Watering the peperomia belly button requires caution. Remember that the peperomia belly button is a succulent plant; hence there is a tendency to overwater, which will result in a lot of infection and diseases. The best type of water to use is rainwater.

The best time to water your succulent is when it is dried, you can know when your plant needs watering by dipping your finger or a stick into the soil, if the top 2-inch soil is dry, then it is time to water your plant.

Another alternative is to water your plant once every ten days or two weeks. You can also make use of a moisture meter to determine the water content in your soil.

3. Soil

The most important requirement for the right soil for your belly button plant is that it has to be well-draining. You must make use of a good combination of materials for your soil. The right, organic soil for your belly button plant should contain peat moss and perlite.

These two will help keep your plant draining enough, as well as nutrient full. We do not recommend already made the standard potting mix as they may not be draining enough for your plant. The right soil Ph for your belly button plant is 6.0 to 6.6.

4. Humidity

Unlike many other peperomia plants, which are lovers of humidity, the peperomia belly button does not do well with a lot of humidity. The plant is succulent, which means it can store up water and needs less humidity.

The average indoor humidity is right for your plant, and except when necessary or recommended by a plant doctor, it is best you do not purchase a humidifier.

Allow your plant to adapt to the surrounding condition. A 40% humidity level is just right for your plant.

5. Fertilizer

The belly button peperomia does not have a large fertilizer need. Over-fertilizing this plant will cause more harm than good for your plant.

The best type of fertilizer is a quality water-soluble fertilizer, with a nutrient combination of a 1:1:1 ratio. Ensure you do this only during the growing season, as the plants will be in their dormancy state in winter.

6. Temperature

In its natural habitat, the belly button plant lives at a warm temperature. This is to indicate that your plant will do well best when it is placed in a warm environment. The ideal temperature for your plant is between 65 and 80 degrees F, this is like the regular household temperature.

If you live in places with extreme weather, we suggest that you protect your plant and keep it from any temperature below 50 degrees F. also keep it away from an air conditioner or heater drafts.

Peperomia Belly Button Growing Tips

Here are some additional tips for growing this houseplant.

  • These plants love to be root bound, hence you might not need to repot as often.
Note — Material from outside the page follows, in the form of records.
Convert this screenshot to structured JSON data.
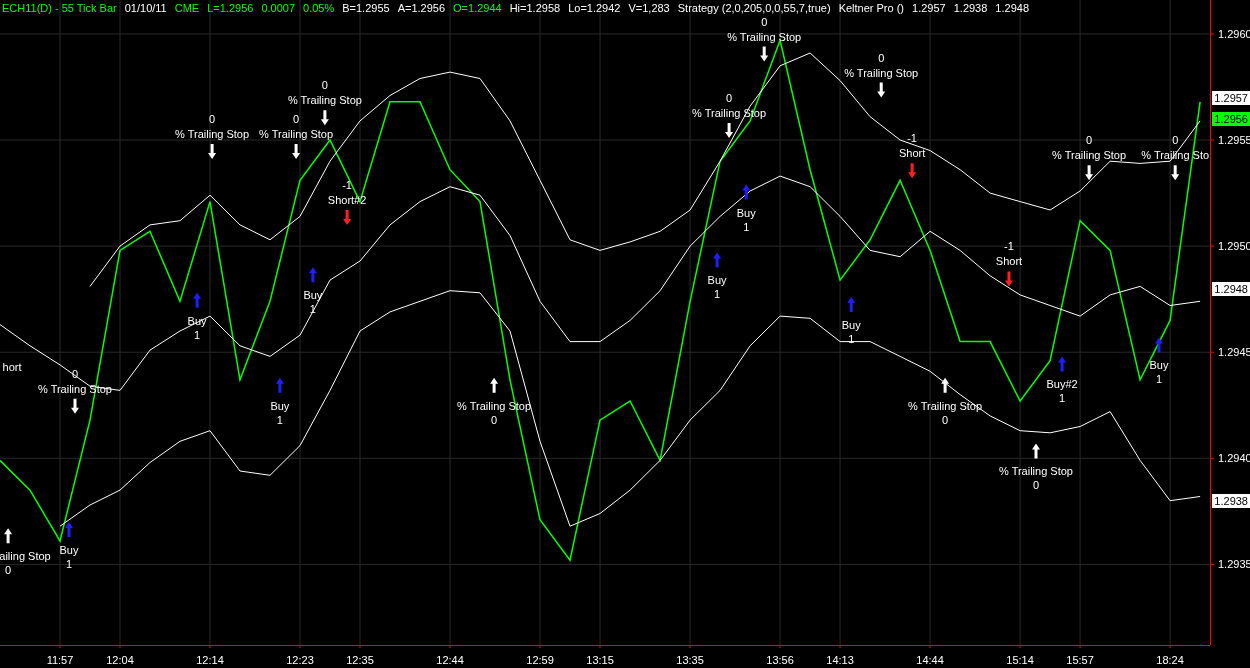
{
  "header": [
    {
      "text": "ECH11(D) - 55 Tick Bar",
      "color": "#00ff00"
    },
    {
      "text": "01/10/11",
      "color": "#ffffff"
    },
    {
      "text": "CME",
      "color": "#00ff00"
    },
    {
      "text": "L=1.2956",
      "color": "#00ff00"
    },
    {
      "text": "0.0007",
      "color": "#00ff00"
    },
    {
      "text": "0.05%",
      "color": "#00ff00"
    },
    {
      "text": "B=1.2955",
      "color": "#ffffff"
    },
    {
      "text": "A=1.2956",
      "color": "#ffffff"
    },
    {
      "text": "O=1.2944",
      "color": "#00ff00"
    },
    {
      "text": "Hi=1.2958",
      "color": "#ffffff"
    },
    {
      "text": "Lo=1.2942",
      "color": "#ffffff"
    },
    {
      "text": "V=1,283",
      "color": "#ffffff"
    },
    {
      "text": "Strategy (2,0,205,0,0,55,7,true)",
      "color": "#ffffff"
    },
    {
      "text": "Keltner Pro ()",
      "color": "#ffffff"
    },
    {
      "text": "1.2957",
      "color": "#ffffff"
    },
    {
      "text": "1.2938",
      "color": "#ffffff"
    },
    {
      "text": "1.2948",
      "color": "#ffffff"
    }
  ],
  "chart_data": {
    "type": "line",
    "categories": [
      null,
      null,
      "11:57",
      null,
      "12:04",
      null,
      null,
      "12:14",
      null,
      null,
      "12:23",
      null,
      "12:35",
      null,
      null,
      "12:44",
      null,
      null,
      "12:59",
      null,
      "13:15",
      null,
      null,
      "13:35",
      null,
      null,
      "13:56",
      null,
      "14:13",
      null,
      null,
      "14:44",
      null,
      null,
      "15:14",
      null,
      "15:57",
      null,
      null,
      "18:24",
      null
    ],
    "series": [
      {
        "color": "#00ff00",
        "values": [
          1.29399,
          1.29385,
          1.29361,
          1.29418,
          1.29498,
          1.29507,
          1.29474,
          1.29521,
          1.29437,
          1.29474,
          1.29531,
          1.2955,
          1.29521,
          1.29568,
          1.29568,
          1.29536,
          1.29521,
          1.29437,
          1.29371,
          1.29352,
          1.29418,
          1.29427,
          1.29399,
          1.29474,
          1.2954,
          1.29559,
          1.29597,
          1.29536,
          1.29484,
          1.29503,
          1.29531,
          1.29498,
          1.29455,
          1.29455,
          1.29427,
          1.29446,
          1.29512,
          1.29498,
          1.29437,
          1.29465,
          1.29568
        ]
      },
      {
        "color": "#ffffff",
        "values": [
          null,
          null,
          null,
          1.29481,
          1.295,
          1.2951,
          1.29512,
          1.29524,
          1.2951,
          1.29503,
          1.29514,
          1.2954,
          1.29559,
          1.29571,
          1.29579,
          1.29582,
          1.29579,
          1.29559,
          1.29531,
          1.29503,
          1.29498,
          1.29502,
          1.29507,
          1.29517,
          1.2954,
          1.29566,
          1.29585,
          1.29591,
          1.29578,
          1.29561,
          1.2955,
          1.29545,
          1.29536,
          1.29525,
          1.29521,
          1.29517,
          1.29526,
          1.2954,
          1.29539,
          1.2954,
          1.29559
        ]
      },
      {
        "color": "#ffffff",
        "values": [
          1.29463,
          1.29453,
          1.29444,
          1.29434,
          1.29432,
          1.29451,
          1.2946,
          1.29467,
          1.29453,
          1.29448,
          1.29458,
          1.29484,
          1.29493,
          1.2951,
          1.29521,
          1.29528,
          1.29524,
          1.29505,
          1.29474,
          1.29455,
          1.29455,
          1.29465,
          1.29479,
          1.295,
          1.29514,
          1.29526,
          1.29533,
          1.29528,
          1.29514,
          1.29498,
          1.29495,
          1.29507,
          1.29498,
          1.29486,
          1.29477,
          1.29472,
          1.29467,
          1.29477,
          1.29481,
          1.29472,
          1.29474
        ]
      },
      {
        "color": "#ffffff",
        "values": [
          null,
          null,
          1.29368,
          1.29378,
          1.29385,
          1.29398,
          1.29408,
          1.29413,
          1.29394,
          1.29392,
          1.29406,
          1.29432,
          1.2946,
          1.29469,
          1.29474,
          1.29479,
          1.29478,
          1.2946,
          1.29408,
          1.29368,
          1.29374,
          1.29385,
          1.29399,
          1.29418,
          1.29432,
          1.29453,
          1.29467,
          1.29466,
          1.29455,
          1.29455,
          1.29448,
          1.29441,
          1.2943,
          1.2942,
          1.29413,
          1.29412,
          1.29415,
          1.29422,
          1.29399,
          1.2938,
          1.29382
        ]
      }
    ],
    "ylim": [
      1.29312,
      1.29616
    ],
    "grid": true,
    "yticks": [
      {
        "value": 1.2935,
        "label": "1.2935"
      },
      {
        "value": 1.294,
        "label": "1.2940"
      },
      {
        "value": 1.2945,
        "label": "1.2945"
      },
      {
        "value": 1.295,
        "label": "1.2950"
      },
      {
        "value": 1.2955,
        "label": "1.2955"
      },
      {
        "value": 1.296,
        "label": "1.2960"
      }
    ]
  },
  "signals": [
    {
      "kind": "text",
      "label": "hort"
    },
    {
      "kind": "exit_long",
      "label": "% Trailing Stop",
      "qty": "0"
    },
    {
      "kind": "exit_short",
      "label": "ailing Stop",
      "qty": "0"
    },
    {
      "kind": "buy",
      "label": "Buy",
      "qty": "1"
    },
    {
      "kind": "exit_long",
      "label": "% Trailing Stop",
      "qty": "0"
    },
    {
      "kind": "buy",
      "label": "Buy",
      "qty": "1"
    },
    {
      "kind": "exit_long",
      "label": "% Trailing Stop",
      "qty": "0"
    },
    {
      "kind": "exit_long",
      "label": "% Trailing Stop",
      "qty": "0"
    },
    {
      "kind": "short",
      "label": "Short#2",
      "qty": "-1"
    },
    {
      "kind": "buy",
      "label": "Buy",
      "qty": "1"
    },
    {
      "kind": "buy",
      "label": "Buy",
      "qty": "1"
    },
    {
      "kind": "exit_short",
      "label": "% Trailing Stop",
      "qty": "0"
    },
    {
      "kind": "exit_long",
      "label": "% Trailing Stop",
      "qty": "0"
    },
    {
      "kind": "exit_long",
      "label": "% Trailing Stop",
      "qty": "0"
    },
    {
      "kind": "buy",
      "label": "Buy",
      "qty": "1"
    },
    {
      "kind": "buy",
      "label": "Buy",
      "qty": "1"
    },
    {
      "kind": "exit_long",
      "label": "% Trailing Stop",
      "qty": "0"
    },
    {
      "kind": "short",
      "label": "Short",
      "qty": "-1"
    },
    {
      "kind": "buy",
      "label": "Buy",
      "qty": "1"
    },
    {
      "kind": "exit_short",
      "label": "% Trailing Stop",
      "qty": "0"
    },
    {
      "kind": "short",
      "label": "Short",
      "qty": "-1"
    },
    {
      "kind": "exit_long",
      "label": "% Trailing Stop",
      "qty": "0"
    },
    {
      "kind": "buy",
      "label": "Buy#2",
      "qty": "1"
    },
    {
      "kind": "exit_short",
      "label": "% Trailing Stop",
      "qty": "0"
    },
    {
      "kind": "exit_long",
      "label": "% Trailing Sto",
      "qty": "0"
    },
    {
      "kind": "buy",
      "label": "Buy",
      "qty": "1"
    }
  ],
  "price_tags": [
    {
      "label": "1.2957",
      "color": "#ffffff"
    },
    {
      "label": "1.2956",
      "color": "#00ff00"
    },
    {
      "label": "1.2948",
      "color": "#ffffff"
    },
    {
      "label": "1.2938",
      "color": "#ffffff"
    }
  ]
}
It is also best you stick to the original pot you used at the beginning.
  • When you want to repot, make use of a pot that is 1 inch larger than the first pot.
  • Your verticillata plant will tolerate pruning from time to time. Remove dead and damaged plants, to keep your plant neat.
  • Remember that your belly button plant does not cope well when placed in soggy soil; ensure to water them with extra caution.
  • Ensure that your plant gets access to bright indirect light daily for proper growth.


Here are some questions plant parents like you have about the Peperomia Belly Button.

Is The Peperomia Belly Button Poisonous?

No, the good thing about peperomia plants is that they are not poisonous and are safe with animals and children. However, it is best to keep your plants from kids and pets so they do not ruin them.

Why Is My Peperomia Belly Button Growing Slowly?

The peperomia belly button plant is a slow-growing plant, which means that compared to other plants, it will not grow as fast. We advise that you be patient with your plant. ensure also that you are doing everything right.

Why Is My Peperomia Belly Button Is Leaves Dropping?

Leaves dropping can be normal; however, it becomes a concern when your plant drops multiple leaves at a time. You might want to observe your plant properly and identify the problem.

Final Thoughts

The peperomia belly button (verticillata) is one of the most attractive plants in the peperomia family.

They are easy to grow and can turn the dullest room into a bright one. Growing the belly button peperomia is easy, however requires caution. Adherence to the care and propagation guide will help you have a good time with your plant.

Other peperomia plant care guides: